------ RECORDS PROVIDED ------

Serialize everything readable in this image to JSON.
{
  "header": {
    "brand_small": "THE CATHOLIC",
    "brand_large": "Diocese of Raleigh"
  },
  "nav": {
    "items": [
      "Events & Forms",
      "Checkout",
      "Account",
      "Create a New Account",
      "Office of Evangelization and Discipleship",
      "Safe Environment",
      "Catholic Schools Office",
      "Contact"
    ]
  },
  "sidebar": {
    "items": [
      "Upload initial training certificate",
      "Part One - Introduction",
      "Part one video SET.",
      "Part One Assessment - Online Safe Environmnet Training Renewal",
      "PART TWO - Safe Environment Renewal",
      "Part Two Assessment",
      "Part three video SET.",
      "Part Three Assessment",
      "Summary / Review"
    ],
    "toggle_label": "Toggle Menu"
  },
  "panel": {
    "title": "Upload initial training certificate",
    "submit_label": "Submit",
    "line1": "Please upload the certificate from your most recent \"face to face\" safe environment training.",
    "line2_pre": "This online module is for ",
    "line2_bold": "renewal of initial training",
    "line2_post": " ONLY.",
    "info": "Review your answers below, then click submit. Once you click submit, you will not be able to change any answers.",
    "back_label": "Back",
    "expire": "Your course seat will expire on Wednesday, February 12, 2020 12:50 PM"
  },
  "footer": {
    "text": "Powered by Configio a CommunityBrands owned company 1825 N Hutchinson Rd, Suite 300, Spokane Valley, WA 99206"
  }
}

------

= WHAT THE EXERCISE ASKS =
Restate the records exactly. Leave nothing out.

= RESPONSE AREA =
Serialize everything readable in this image to JSON.
{
  "header": {
    "brand_small": "THE CATHOLIC",
    "brand_large": "Diocese of Raleigh"
  },
  "nav": {
    "items": [
      "Events & Forms",
      "Checkout",
      "Account",
      "Create a New Account",
      "Office of Evangelization and Discipleship",
      "Safe Environment",
      "Catholic Schools Office",
      "Contact"
    ]
  },
  "sidebar": {
    "items": [
      "Upload initial training certificate",
      "Part One - Introduction",
      "Part one video SET.",
      "Part One Assessment - Online Safe Environmnet Training Renewal",
      "PART TWO - Safe Environment Renewal",
      "Part Two Assessment",
      "Part three video SET.",
      "Part Three Assessment",
      "Summary / Review"
    ],
    "toggle_label": "Toggle Menu"
  },
  "panel": {
    "title": "Upload initial training certificate",
    "submit_label": "Submit",
    "line1": "Please upload the certificate from your most recent \"face to face\" safe environment training.",
    "line2_pre": "This online module is for ",
    "line2_bold": "renewal of initial training",
    "line2_post": " ONLY.",
    "info": "Review your answers below, then click submit. Once you click submit, you will not be able to change any answers.",
    "back_label": "Back",
    "expire": "Your course seat will expire on Wednesday, February 12, 2020 12:50 PM"
  },
  "footer": {
    "text": "Powered by Configio a CommunityBrands owned company 1825 N Hutchinson Rd, Suite 300, Spokane Valley, WA 99206"
  }
}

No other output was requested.